» Instructions to follow: Please copy every line below that contains the string "exercice".

» Records for the exercise:
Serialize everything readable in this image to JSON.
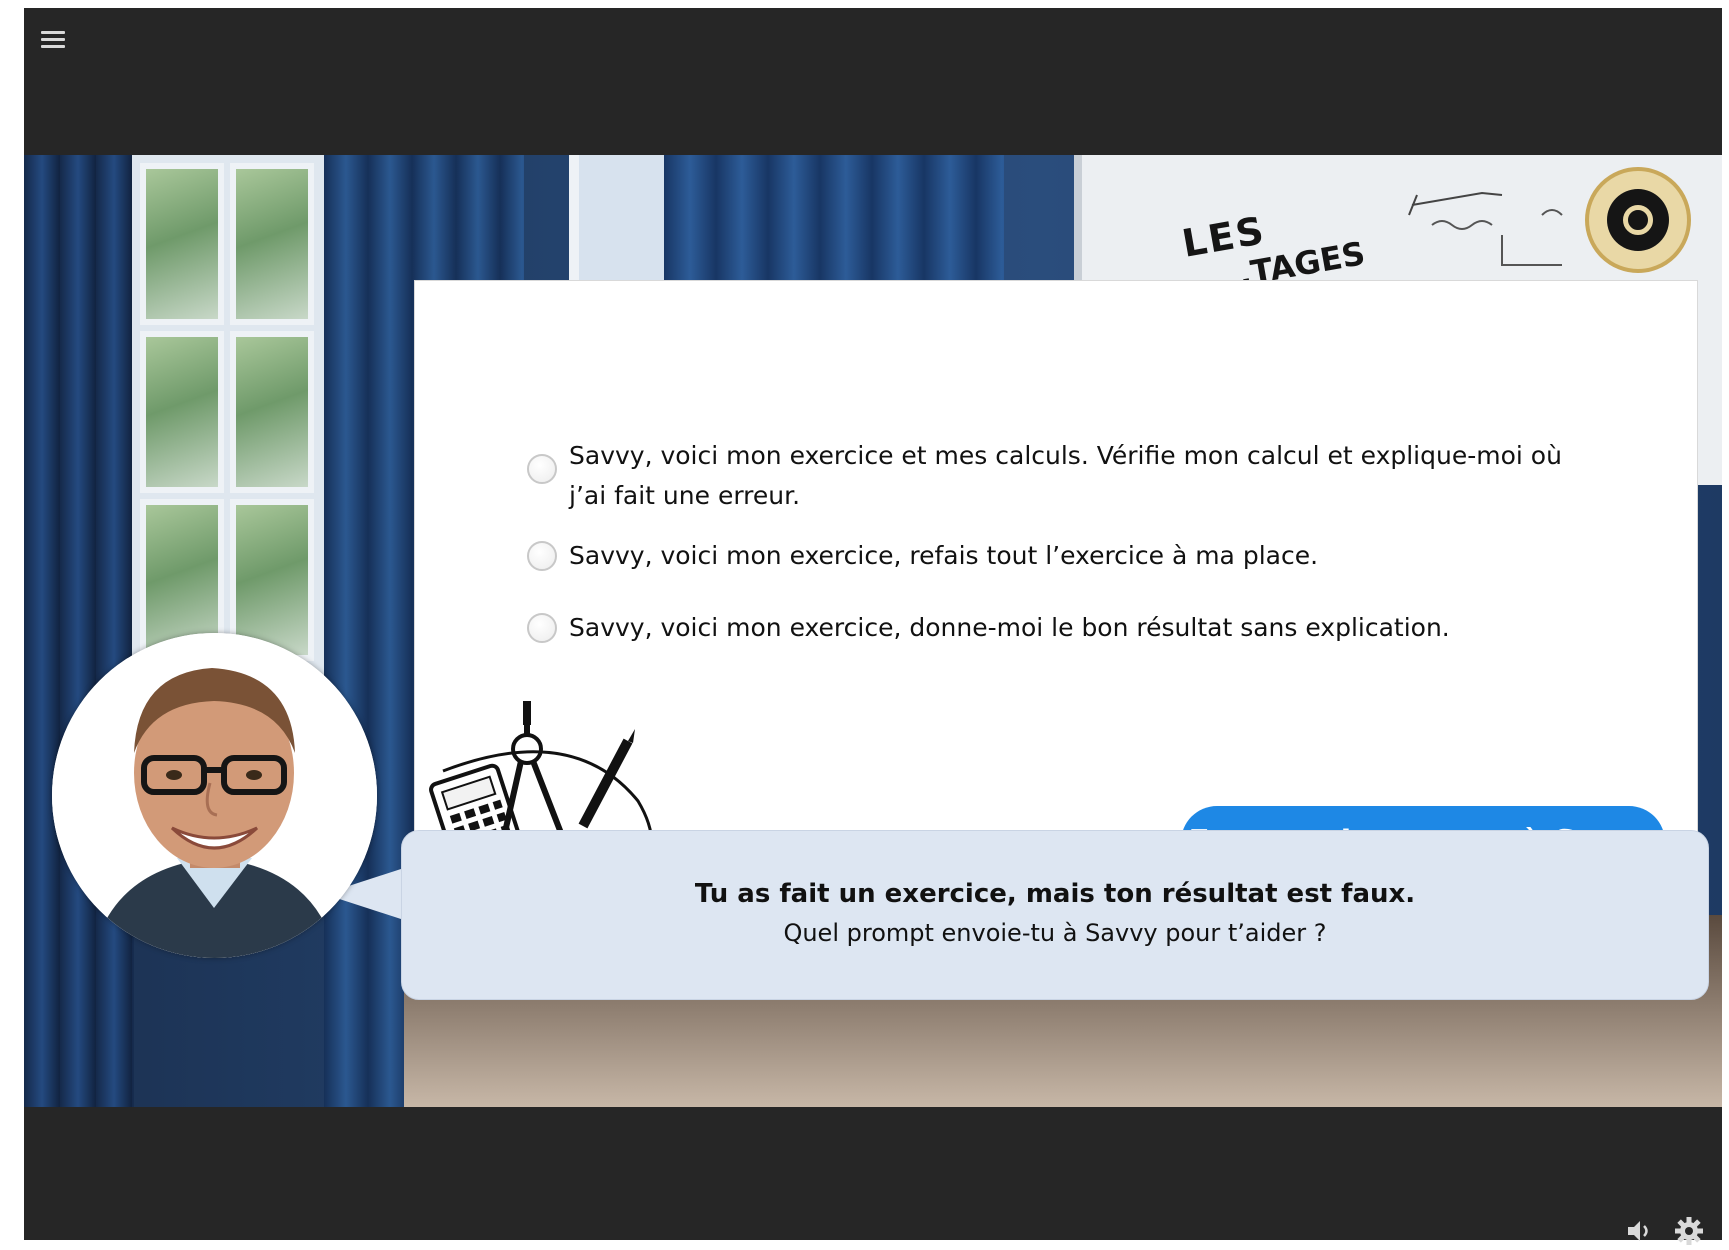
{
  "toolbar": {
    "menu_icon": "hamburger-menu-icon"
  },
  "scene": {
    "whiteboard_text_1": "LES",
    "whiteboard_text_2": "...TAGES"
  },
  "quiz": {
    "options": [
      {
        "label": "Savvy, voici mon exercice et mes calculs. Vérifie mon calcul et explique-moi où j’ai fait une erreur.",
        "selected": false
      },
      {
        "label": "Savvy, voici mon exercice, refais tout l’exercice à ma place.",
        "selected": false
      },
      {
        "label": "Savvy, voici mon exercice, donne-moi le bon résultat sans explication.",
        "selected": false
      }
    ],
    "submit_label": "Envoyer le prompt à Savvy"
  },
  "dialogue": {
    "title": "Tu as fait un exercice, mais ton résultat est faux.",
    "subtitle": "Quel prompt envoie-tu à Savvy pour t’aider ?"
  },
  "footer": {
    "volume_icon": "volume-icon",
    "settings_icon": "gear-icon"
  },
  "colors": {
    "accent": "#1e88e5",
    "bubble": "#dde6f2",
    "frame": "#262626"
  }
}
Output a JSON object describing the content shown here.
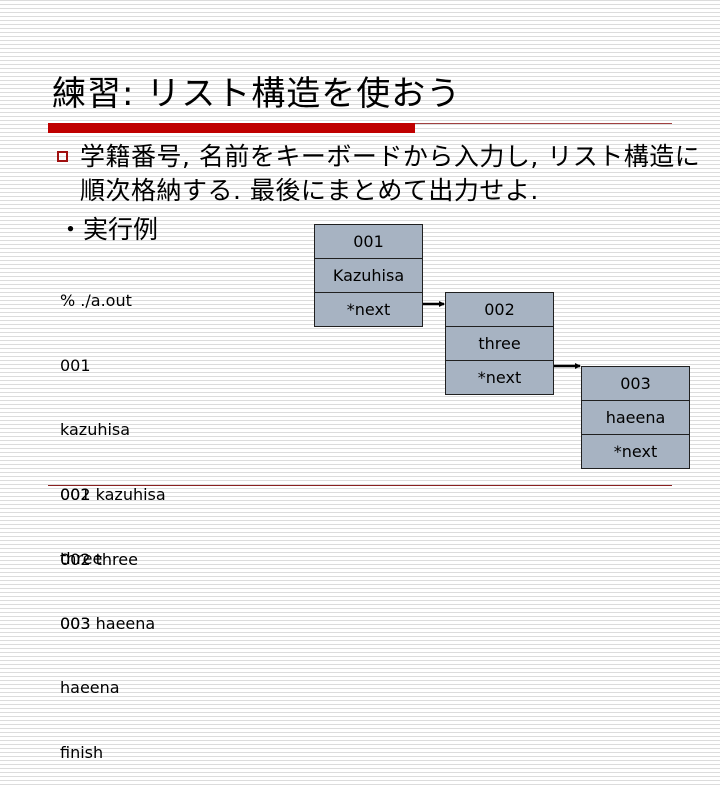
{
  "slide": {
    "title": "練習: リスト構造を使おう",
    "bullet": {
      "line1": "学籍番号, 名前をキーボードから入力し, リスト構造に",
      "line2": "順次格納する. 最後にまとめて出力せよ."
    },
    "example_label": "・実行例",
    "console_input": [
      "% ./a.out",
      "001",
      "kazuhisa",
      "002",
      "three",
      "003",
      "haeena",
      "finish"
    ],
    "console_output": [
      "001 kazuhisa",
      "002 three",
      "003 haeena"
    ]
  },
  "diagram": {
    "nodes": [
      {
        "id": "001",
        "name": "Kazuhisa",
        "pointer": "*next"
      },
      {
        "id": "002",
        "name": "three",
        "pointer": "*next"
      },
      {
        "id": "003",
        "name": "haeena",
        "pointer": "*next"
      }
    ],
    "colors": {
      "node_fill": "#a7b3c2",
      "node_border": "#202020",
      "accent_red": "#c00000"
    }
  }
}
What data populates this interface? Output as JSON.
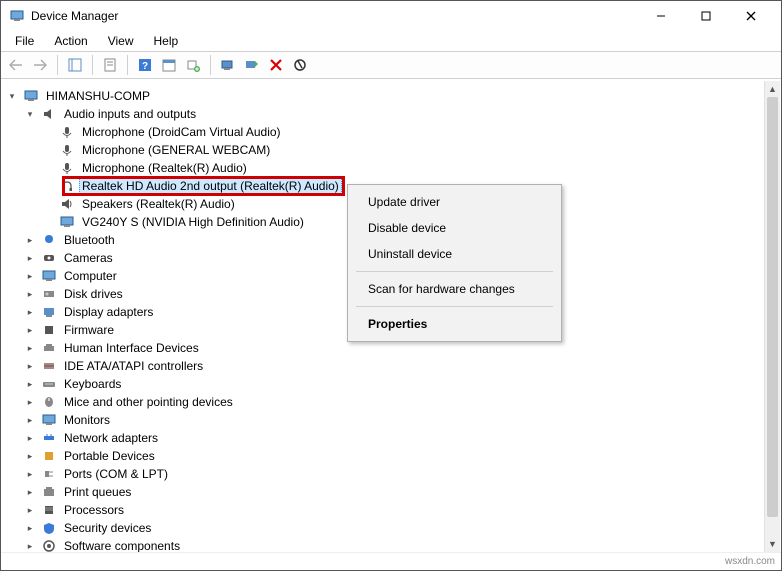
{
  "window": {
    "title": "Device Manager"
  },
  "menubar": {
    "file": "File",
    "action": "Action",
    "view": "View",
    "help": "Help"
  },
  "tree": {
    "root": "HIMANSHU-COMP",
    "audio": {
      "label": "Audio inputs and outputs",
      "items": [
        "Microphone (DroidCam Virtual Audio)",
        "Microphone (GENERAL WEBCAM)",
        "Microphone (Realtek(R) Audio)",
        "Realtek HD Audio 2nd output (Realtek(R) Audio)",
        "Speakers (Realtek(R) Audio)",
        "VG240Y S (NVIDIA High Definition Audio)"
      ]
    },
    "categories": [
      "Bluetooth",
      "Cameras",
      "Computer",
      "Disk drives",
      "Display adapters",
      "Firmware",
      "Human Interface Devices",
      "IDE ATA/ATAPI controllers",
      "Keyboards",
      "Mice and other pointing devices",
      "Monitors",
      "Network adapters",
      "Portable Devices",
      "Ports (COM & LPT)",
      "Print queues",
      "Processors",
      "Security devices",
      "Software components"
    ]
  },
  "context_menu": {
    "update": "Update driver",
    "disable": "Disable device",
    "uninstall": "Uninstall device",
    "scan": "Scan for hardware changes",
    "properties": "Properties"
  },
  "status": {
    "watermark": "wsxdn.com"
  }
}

» Output below:
        "label": "Savvy, voici mon exercice et mes calculs. Vérifie mon calcul et explique-moi où j’ai fait une erreur.",
        "label": "Savvy, voici mon exercice, refais tout l’exercice à ma place.",
        "label": "Savvy, voici mon exercice, donne-moi le bon résultat sans explication.",
    "title": "Tu as fait un exercice, mais ton résultat est faux.",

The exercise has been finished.